Competitively differentiated business success requires competitively differentiated corporate leadership, based on competitively differentiated selection, assessment, and development processes.

Your next steps

To enable discussion with your board of directors, CEO, and advisory board download the following one-page slide:

Why will your company fail?

What is your current situation?

  • If you do not have an advisory board, create one.
  • If your are a start-up, collect and analyze facts regarding the nine reasons start-up fail (described above)
  • If you are a public company, assess each individual on your board of directors regarding their knowledge of the company’s strategy, industry dynamics, and how value is created.
  • Appoint potential future directors as board observers for a period of time, and then assess them as to their suitability for nomination to the board.
  • Document and assess whether or not corporate leadership decisions are fact-based, and the decision-making behaviours appropriate.
  • Document and assess VME. (Go to Why are values, morals, and ethics important?)
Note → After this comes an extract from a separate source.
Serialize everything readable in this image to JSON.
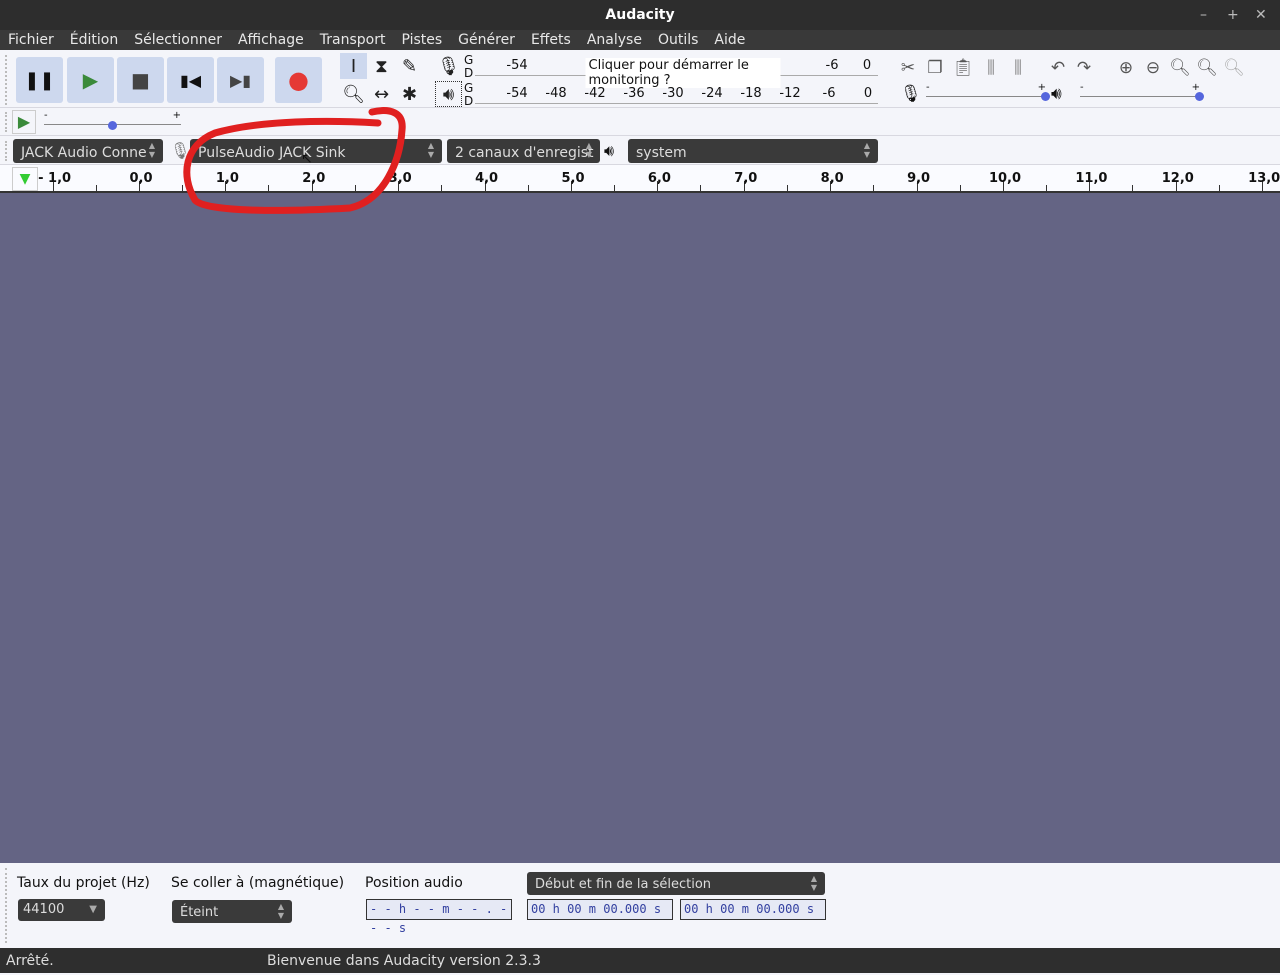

1 “The venture capital secret : 3 out of 4 start-ups fail”, Deborah Gage, Wall Street Journal Small Business, September 19, 2012  discusses research by Shikhar Ghosh, Harvard Business School

2 “Top 20 reasons start-ups fail”, CB Insights, Oct 7, 2014

3 “The Founder’s Dilemmas”, by Noah Wasserman.

4 Strategy definition: What your successful company will look like in the future. What does future success look like to: customers, shareholders, other stakeholders, third parties, and society? What will be the future business model? What are your facts, assumptions, and scenarios?  An integral part of this strategy definition is: What will be the roles and capabilities of corporate leadership, i.e. board of directors, CEO, advisory board and C-Suite? The CEO and board chair each have a part of the strategy and must co-ordinate their integration.

5 “Why companies fail – and how their founders can bounce back”, Carmen Nobel, Harvard Business School, March 7, 2011

6 “Corporate Longevity”, Credit Suisse, February 7, 2017

7 “The founders mentality”, by Chris Zook and James Allen, 2016

8 “Corporate Boards need a facelift”, Eric Kutcher, (McKinsey Partner) McKinsey website, May 4, 2018

9 Corporate leadership definition: Board of directors, CEO, advisory board, and C-suite.

10 “Why smart executives fail”, by Sidney Finkelstein

11 Adapted from “20/20 foresight: Crafting strategy in uncertain times”, by Hugh Courtney

12 “The case for behavioural strategy”, McKinsey Quarterly, 2010 Number 2

13 “Think again: Why good leaders make bad decisions”, by Sidney Finkelstein, Jo Whitehead, and Andrew Campbell

14 “How the mighty fall”, by Jim Collins

15 Stakeholder definition: Stakeholders have an economic interest in the corporation: shareholders, non-equity capita, customers/ users, employees/unions, suppliers, partners

16 Third-party definition: politicians, regulators, third-party standard setters (e.g. proxy advisory firm, accountants, lawyers), society.

17 “What’s missing in leadership development?”, Claudio Feser, Nicolai Nielson, and Michael Rennie, McKinsey Quarterly, August 2017

18 SME Definition: Industry Canada definitions (2018 May 9): Small business: < $5 million in revenue, < 100 employees; Medium business: between $5 million and $20 million in revenue, 100 to 499 employees.


Further reading:

Principles, by Ray Dalio, 2017

“Your company will fail”, koorandassociates.org

“What is the value of a for-profit advisory board?”, koorandassociates.org

“Why are values, morals, and ethics important?”, koorandassociates.org